That’s not an old-fashioned pet entrance you see on the exterior wall near the front door. It’s a milk door. If the house was built before 1950, there’s a chance the original owners had a milk door installed so the milkman could deliver the milk without leaving it on the porch. Milk doors are one of the more charming quirks in old houses, and some of today’s homeowners use them as mailboxes, newspaper boxes, or even shoe doors.
In an old house, it’s not unusual to walk through one bedroom to get to another bedroom or find the front door opens to a kitchen. Decades ago, homes were designed to the new owner’s specific needs (or whims), and very few gave a thought to whether the layout would please others. While uncomfortable flooring layouts can usually be changed, it may require removing load-bearing walls and installing ceiling beams to support the weight, so it’s not typically a DIY project.
Flickering lights are a common sign of old wiring. If the wiring has not been updated in the house, it’s not only inadequate for powering today’s appliances, it’s a safety issue and comes with an increased risk of fire. In the short term, consider using lower-watt light bulbs and operating only one device at a time. However, plan to have the wiring updated—and soon.

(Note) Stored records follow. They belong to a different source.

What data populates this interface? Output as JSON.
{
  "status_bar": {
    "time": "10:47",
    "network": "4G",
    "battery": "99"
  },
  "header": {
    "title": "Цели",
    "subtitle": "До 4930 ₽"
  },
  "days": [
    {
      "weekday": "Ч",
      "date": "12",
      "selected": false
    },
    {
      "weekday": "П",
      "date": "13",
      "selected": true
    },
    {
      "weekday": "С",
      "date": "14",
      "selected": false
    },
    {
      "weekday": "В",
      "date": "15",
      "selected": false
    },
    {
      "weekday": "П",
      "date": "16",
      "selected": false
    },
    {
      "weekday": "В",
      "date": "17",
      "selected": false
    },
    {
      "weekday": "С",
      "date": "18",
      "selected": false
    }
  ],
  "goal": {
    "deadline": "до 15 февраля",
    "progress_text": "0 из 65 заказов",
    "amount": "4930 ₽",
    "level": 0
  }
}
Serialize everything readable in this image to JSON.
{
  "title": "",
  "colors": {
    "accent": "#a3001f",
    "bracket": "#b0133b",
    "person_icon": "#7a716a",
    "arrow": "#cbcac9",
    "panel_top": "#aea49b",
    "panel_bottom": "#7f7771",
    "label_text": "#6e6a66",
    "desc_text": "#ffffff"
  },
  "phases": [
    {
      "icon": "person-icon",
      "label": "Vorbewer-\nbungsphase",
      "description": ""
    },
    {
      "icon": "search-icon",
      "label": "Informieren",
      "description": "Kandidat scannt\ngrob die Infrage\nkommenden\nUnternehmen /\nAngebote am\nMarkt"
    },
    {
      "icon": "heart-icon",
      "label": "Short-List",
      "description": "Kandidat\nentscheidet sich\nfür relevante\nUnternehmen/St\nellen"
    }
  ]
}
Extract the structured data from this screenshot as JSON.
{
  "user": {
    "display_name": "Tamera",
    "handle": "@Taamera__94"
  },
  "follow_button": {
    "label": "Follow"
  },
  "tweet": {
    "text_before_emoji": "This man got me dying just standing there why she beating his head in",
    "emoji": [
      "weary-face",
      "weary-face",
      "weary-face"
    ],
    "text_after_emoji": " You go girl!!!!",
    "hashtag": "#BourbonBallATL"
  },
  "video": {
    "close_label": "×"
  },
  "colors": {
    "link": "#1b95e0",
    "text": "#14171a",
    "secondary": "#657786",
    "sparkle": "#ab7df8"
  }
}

Many older homes were once heated by coal, although most have been updated to gas, oil, or electric furnaces. Coal chutes, some of which feature elaborate designs etched on cast iron doors, can still be found on many old houses. This door is where the coal delivery person would shovel the coal into a chute that led to a coal bin. While decorative and a charming “keeper,” it’s a good idea to seal and insulate the door to keep pests out.
Homeowners a hundred years ago didn’t have the benefit of large-capacity refrigerators. Plus, they couldn’t always obtain all the food they needed from a local market. Root cellars were the next best thing—they were located below ground where it stayed dark and cool. Root crops, such as turnips, potatoes, and carrots could be safely stored for months. Old root cellars may be prone to collapsing, so many homeowners opt to fill them in with sand for safety.